Within a diagnostic assessment of entering undergraduate engineering students, developed for the purpose of identifying students’ needs for academic support (Fox, Haggerty & Artemeva, 2016), two disciplinary writing tasks were administered. One task, designed by drawing on input obtained from the Faculty of Engineering, required students to interpret graphs which displayed theoretical and actual data on an engineering innovation. This task was embedded in the first lecture of a required introductory engineering course (Fox & Artemeva, in press). The other task asked students to write an email in the context of a simulated work placement (such workplace integrated learning experiences are a part of their engineering program). 1500 student responses (i.e., all responses of the cohort of entering engineering students) were assessed using an analytic rubric, which included disciplinary (engineering) criteria. The written responses that are the focus of the present study were then selectively sampled from two groups: 10 from a group of students who had been identified through the diagnostic procedure as being in need of academic support; and 10 from a group who were not identified as such. Subsequently, student written responses to both tasks were analyzed by using genre analysis, and the outcomes were compared with diagnostic results obtained through the use of the analytic criteria on the diagnostic rubric. The findings suggest that genre analysis further expands useful information on students’ genre sensitivity in engineering contexts of communication, and their use (or misuse) of rhetorical strategies. Greater detail in what works or does not work in student writing allows for more targeted feedback and pedagogical support, which in turn may contribute to the students’ writing development.
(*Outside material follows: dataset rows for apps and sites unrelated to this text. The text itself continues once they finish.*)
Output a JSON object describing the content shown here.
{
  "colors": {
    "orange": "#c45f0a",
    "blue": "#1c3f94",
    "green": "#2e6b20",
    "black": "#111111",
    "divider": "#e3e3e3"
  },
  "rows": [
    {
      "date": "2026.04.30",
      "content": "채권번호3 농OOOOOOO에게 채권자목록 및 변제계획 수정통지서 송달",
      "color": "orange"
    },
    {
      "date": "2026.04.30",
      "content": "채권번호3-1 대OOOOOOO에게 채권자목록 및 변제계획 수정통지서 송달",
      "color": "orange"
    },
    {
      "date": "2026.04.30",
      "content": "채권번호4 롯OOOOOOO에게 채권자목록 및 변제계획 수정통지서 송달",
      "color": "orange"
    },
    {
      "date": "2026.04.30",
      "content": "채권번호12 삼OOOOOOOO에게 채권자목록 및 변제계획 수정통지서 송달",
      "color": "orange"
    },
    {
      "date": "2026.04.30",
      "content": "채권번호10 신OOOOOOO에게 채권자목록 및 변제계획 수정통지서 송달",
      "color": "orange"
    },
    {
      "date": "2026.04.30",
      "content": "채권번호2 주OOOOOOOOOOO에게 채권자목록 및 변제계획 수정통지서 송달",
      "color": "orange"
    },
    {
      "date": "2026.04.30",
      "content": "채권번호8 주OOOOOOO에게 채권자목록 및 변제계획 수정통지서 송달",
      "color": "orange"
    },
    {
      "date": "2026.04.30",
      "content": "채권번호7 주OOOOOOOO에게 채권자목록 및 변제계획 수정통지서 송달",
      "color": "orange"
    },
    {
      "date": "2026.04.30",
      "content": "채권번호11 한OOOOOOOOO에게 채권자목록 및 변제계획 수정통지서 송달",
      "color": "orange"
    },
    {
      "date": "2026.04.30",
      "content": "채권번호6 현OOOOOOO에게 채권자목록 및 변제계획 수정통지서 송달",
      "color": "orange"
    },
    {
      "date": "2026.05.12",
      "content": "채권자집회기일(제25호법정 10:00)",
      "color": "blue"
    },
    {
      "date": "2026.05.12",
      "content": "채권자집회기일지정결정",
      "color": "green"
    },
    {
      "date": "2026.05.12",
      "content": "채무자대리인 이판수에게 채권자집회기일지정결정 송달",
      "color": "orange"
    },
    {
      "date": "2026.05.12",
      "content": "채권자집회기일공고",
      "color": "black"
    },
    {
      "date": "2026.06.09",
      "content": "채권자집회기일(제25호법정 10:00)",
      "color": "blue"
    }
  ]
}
Natasha Artemeva is Professor in the School of Linguistics and Language Studies, Carleton University, Canada. Her background includes an engineering degree and professional experience in engineering from Russia and Canada, which have informed her research on disciplinary and professional literacies in engineering and mathematics. She is a co-editor of Rhetorical Genre Studies and beyond (2006, Inkshed Publications), Writing in knowledge societies (2011, Parlor Press), and Genre Studies around the globe: Beyond the three traditions (2015, Inkshed Publications).